Eventually (usually in a matter of days) this paperwork is submitted to the court and finds its way in front of a judge, who will issue the arrest warrant, directing the sheriff to take the probationer into custody. Judges have the discretion to set bond on these warrants but rarely do so. In fact, bonds are set on misdemeanor VOP warrants very rarely, and almost never on felony VOP warrants.
“This means that if you are arrested on a VOP warrant, you could be waiting in jail without bond for a long time, until you appear before the court.”
If you have been accused of violating your probation, you do not have the right to a jury trial. Instead, you can request a probation revocation hearing in front of a judge. At this hearing, your guilt only has to be proven by a preponderance of the evidence. This means that the prosecutor only has to prove it is more likely than not that you are in fact guilty of a violation. Further, at this hearing, you can be called as a witness to testify against yourself.

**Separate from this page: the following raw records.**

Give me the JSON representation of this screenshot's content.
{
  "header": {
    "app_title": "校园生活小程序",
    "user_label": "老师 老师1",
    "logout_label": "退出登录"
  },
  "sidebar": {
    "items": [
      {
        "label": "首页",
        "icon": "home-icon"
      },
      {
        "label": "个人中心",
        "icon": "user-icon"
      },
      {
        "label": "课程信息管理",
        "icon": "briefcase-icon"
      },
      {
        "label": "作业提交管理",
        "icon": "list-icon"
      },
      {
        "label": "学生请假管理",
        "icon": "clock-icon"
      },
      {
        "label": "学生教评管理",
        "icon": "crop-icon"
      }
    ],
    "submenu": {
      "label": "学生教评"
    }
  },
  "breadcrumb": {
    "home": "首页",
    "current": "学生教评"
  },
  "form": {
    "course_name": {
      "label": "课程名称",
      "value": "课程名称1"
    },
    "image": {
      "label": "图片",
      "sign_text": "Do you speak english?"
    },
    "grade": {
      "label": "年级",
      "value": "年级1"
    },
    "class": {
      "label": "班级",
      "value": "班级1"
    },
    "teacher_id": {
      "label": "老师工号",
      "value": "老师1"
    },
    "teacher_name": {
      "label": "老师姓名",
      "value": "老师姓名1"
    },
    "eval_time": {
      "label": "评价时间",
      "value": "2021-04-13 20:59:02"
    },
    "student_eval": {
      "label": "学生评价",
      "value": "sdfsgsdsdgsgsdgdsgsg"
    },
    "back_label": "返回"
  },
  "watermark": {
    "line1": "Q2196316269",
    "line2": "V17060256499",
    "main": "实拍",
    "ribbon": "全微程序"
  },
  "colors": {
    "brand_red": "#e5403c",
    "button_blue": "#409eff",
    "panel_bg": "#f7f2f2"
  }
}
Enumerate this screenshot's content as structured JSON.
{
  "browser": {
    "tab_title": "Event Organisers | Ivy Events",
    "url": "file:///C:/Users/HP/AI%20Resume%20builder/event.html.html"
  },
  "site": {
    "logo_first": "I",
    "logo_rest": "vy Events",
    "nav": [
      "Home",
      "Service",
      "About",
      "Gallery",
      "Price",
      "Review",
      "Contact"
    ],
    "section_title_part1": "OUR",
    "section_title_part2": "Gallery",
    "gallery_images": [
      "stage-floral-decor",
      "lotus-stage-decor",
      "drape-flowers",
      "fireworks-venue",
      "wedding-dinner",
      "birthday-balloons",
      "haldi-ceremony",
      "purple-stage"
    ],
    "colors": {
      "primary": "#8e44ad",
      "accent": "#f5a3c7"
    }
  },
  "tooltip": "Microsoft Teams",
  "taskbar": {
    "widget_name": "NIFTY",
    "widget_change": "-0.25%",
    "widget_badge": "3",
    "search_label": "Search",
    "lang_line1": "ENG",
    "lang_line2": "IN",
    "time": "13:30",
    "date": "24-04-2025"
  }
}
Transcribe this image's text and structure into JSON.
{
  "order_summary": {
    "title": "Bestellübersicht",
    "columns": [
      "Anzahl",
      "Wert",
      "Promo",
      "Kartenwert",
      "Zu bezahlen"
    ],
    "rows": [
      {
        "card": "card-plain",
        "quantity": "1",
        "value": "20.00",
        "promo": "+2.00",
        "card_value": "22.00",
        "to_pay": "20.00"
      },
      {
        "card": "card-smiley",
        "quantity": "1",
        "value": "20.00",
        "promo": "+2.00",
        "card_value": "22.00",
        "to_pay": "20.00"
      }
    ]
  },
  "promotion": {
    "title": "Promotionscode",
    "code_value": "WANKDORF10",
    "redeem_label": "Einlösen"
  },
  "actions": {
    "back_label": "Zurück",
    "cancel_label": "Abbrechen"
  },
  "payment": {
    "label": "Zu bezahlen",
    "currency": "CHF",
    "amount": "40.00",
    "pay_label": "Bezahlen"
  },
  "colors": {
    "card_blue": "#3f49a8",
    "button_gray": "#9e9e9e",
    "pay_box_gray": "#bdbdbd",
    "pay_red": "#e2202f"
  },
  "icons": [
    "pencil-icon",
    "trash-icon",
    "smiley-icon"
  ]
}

“This means that the prosecutor only has to prove it is more likely than not that you are in fact guilty of a violation. Further, at this hearing, you can be called as a witness to testify against yourself.”
In the unlikely event that you are found guilty of violating your probation, the judge can sentence you to the maximum term imposed by the underlying crime you were originally accused of.
Of course, you will be given credit for any time already served on the charge. On the other hand, the judge has discretion to terminate, modify, or revoke your probation as he/she sees fit, under the circumstances. This means that the judge is given wide latitude to make a decision. Often the judge will take into consideration a plethora of factors, including but not limited to the seriousness of the original offense, the nature and egregiousness of the violation, your criminal history, any mitigating factors, and the recommendations of both the probation officer, and the state attorney.
If you have been accused of violating your probation, it’s important to seek the advice of an experienced criminal attorney. An attorney may be able to secure your release from custody while your VOP case is pending. Further, an attorney can often help you present mitigating factors to the court, and negotiate a lenient sentence.